nytheatre.com review by Amber Gallery
August 21, 2008
Everything about Wildboy '74 works. One would not have had to read any history on the play to know that it has been helmed more than once with the same core team of talented artists. Under the astute direction of Adrian A. Cruz, Wildboy '74 is a smart, relentless, and provocative piece of theatre. One doesn't watch it, one is hypnotized by it.
The title describes character Ethan Strong, a self-help guru who specializes in breaking people out of their own symbolic "cages" to lead more fulfilling lives. Ethan's cage was literal—his mother kept him locked in one in the family's basement from age 3 until he was 13. As we unfortunately don't have to imagine in the age of Elisabeth Fritzl, there was a media circus upon his release, and Ethan, many years past the trauma and into adulthood, has turned the experience into a way to help others with books and lecture tours all over the country.
Ethan and his personal assistant Elliott are clearly locked in an unhealthy, co-dependent working relationship. Ethan's tour has brought them to a four-day stay in Delaware with New York City on the horizon. While Ethan's sanity is slowly unraveling and his lectures become more and more erratic, Elliott becomes involved with a tough-as-nails woman named Tess. Tess is searching for her missing sister, Lotte. Lotte, a beautifully free-spirited yet clearly disturbed young woman, seems to be searching for acceptance anywhere she can get it—or at the very least for someone to listen to her. All four characters are lost souls, but not without the hope of human connection and their stories come together in the play's disquieting conclusion.
The set, originally designed by Jason Adams and tweaked for the easy in-and-out of the festival by director Cruz, would work in almost any space it is put in. The minimalist black and white set, with two tall, symmetrical beds draped in blood-red sheets and raised on an angle, creates an eerie tone from the moment you step into the theater. John Zalewski's pre-show music only makes this better. In fact, Zalewski's brilliant sound design does more than simply intensify the mood, it creates it. Cruz also takes advantage of the different levels available in the space by placing a key scene on a "rooftop" above the set.
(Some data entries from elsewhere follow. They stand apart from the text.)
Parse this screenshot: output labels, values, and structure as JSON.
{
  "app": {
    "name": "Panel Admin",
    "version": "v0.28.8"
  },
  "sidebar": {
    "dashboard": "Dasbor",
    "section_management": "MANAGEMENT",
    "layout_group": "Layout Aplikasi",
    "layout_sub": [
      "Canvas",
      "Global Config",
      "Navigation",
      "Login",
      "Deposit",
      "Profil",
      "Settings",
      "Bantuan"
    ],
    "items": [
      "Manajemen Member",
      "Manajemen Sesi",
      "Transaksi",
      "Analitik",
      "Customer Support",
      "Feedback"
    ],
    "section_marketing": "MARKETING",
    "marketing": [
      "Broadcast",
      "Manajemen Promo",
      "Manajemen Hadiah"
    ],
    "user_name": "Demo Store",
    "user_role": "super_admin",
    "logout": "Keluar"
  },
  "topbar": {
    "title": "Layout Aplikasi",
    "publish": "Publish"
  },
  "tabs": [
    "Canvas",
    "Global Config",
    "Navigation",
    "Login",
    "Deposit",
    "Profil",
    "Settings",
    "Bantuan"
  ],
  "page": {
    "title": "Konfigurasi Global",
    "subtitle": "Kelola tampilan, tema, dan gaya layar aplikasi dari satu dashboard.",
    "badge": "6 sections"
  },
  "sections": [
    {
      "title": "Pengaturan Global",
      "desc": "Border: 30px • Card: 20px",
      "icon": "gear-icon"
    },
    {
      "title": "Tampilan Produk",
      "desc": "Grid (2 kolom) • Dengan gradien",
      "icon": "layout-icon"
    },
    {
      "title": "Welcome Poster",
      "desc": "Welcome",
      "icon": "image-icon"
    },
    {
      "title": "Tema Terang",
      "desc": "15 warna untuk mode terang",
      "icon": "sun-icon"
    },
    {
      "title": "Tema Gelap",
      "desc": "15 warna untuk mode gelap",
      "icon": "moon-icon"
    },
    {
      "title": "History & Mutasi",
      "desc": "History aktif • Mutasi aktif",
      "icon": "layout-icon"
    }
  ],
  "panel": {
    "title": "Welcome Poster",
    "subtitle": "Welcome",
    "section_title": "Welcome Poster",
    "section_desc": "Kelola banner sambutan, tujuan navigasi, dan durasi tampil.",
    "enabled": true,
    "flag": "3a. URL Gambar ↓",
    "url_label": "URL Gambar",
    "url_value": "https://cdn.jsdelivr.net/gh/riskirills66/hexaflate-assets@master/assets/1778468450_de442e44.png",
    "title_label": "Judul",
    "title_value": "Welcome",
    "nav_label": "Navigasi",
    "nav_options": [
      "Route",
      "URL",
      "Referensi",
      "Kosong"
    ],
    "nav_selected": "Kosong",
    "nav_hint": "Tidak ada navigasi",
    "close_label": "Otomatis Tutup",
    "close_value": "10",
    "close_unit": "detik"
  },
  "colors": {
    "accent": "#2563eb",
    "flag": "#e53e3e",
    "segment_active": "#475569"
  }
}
Although there is a good story in Eva Anderson's script, the play is clearly character-driven. Anderson creates four rich, multi-faceted individuals any actor would be honored to play. And her style of storytelling is stunning. By presenting the story in non-linear fragments, she forces us to pay closer attention to each scene and we cannot help but be drawn in by the characters. It is difficult to accomplish this outside of an editing room, but Anderson's play accomplishes it with the help of the production's four wonderful actors.
The standout is Ben Messmer in the role of "wildboy" Ethan Strong. Messmer gives one of the most raw, honest performances I've seen on stage and he is a positively brilliant actor. Messmer's turns from humor to awkwardness to despair each fill the whole room and there isn't a false moment to be felt. Lucy Griffin is captivating as Lotte. Trevor Peterson and Natalie Urquhart are solid performers who show strength and vulnerability with equal ability.
This play is not for everyone, certainly not the faint-of-heart, but with such a powerful team, this is a must-see.